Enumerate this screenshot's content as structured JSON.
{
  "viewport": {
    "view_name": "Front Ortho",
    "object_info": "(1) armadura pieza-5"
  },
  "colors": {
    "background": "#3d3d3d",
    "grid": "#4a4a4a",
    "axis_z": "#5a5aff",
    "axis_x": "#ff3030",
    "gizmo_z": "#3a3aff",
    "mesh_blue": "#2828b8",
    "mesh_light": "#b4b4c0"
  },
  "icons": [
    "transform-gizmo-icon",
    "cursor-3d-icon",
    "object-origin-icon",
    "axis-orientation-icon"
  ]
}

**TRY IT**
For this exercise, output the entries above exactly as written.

**SOLUTION TO THIS PROBLEM**
Enumerate this screenshot's content as structured JSON.
{
  "viewport": {
    "view_name": "Front Ortho",
    "object_info": "(1) armadura pieza-5"
  },
  "colors": {
    "background": "#3d3d3d",
    "grid": "#4a4a4a",
    "axis_z": "#5a5aff",
    "axis_x": "#ff3030",
    "gizmo_z": "#3a3aff",
    "mesh_blue": "#2828b8",
    "mesh_light": "#b4b4c0"
  },
  "icons": [
    "transform-gizmo-icon",
    "cursor-3d-icon",
    "object-origin-icon",
    "axis-orientation-icon"
  ]
}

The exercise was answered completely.